In Meacham v. Knolls Atomic Power Laboratory, the employer laid off 31 employees, 30 of whom were 40 or older.  In making the layoff decisions, it used a rating system, comparing employees’ flexibility, performance, and critical skills.  These scores were totaled, along with points for years of service, to determine which employees were to be let go.  The laid off employees sued, claiming disparate impact based upon the large statistical disparity between the overall age of the workforce and the employees chosen for layoff.  The appellate court overturned a jury verdict for the plaintiffs, holding that under City of Jackson, the plaintiffs had not met their burden of demonstrating that the business reasons offered by the company for the layoff selections were unreasonable.

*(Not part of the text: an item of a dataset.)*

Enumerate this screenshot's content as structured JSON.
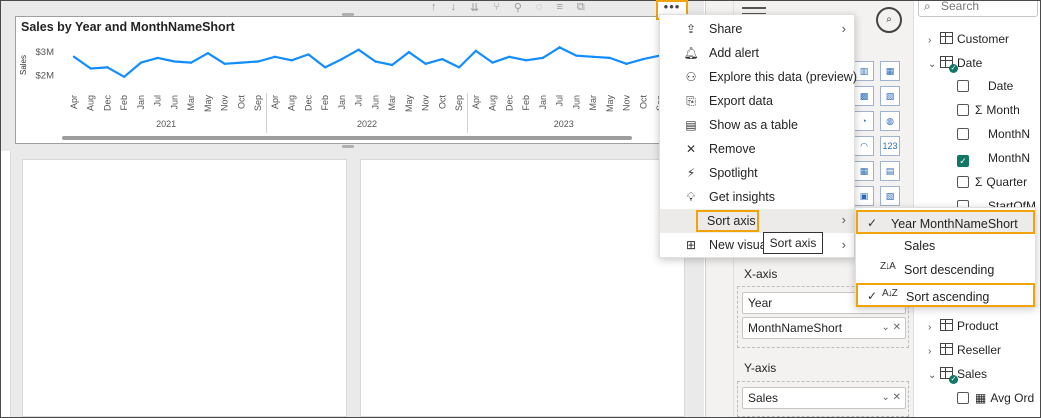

In a 7-1 decision, the Supreme Court reversed the appellate court’s decision regarding who bears the burden of proof in disparate impact cases under ADEA.  The Court concluded that the reasonable factor other than age defense under ADEA is an affirmative defense.  This means that the employer rather than the plaintiff retains the burden of demonstrating that legitimate factors other than age resulted in the statistical disparity among those employees chosen for layoff.

This decision means that terminated employees will have an easier time prevailing on statistical age discrimination claims.  Juries will be instructed that the employer bears the burden of explaining the statistical disparity, and must offer more detailed proof beyond a surface explanation of the selection criteria.  This decision may make plaintiff’s lawyers more willing to accept disparate impact age discrimination cases.  Employers planning layoffs should consult with legal counsel to make certain that the selection criteria and documentation backing it up are prepared to withstand legal challenge.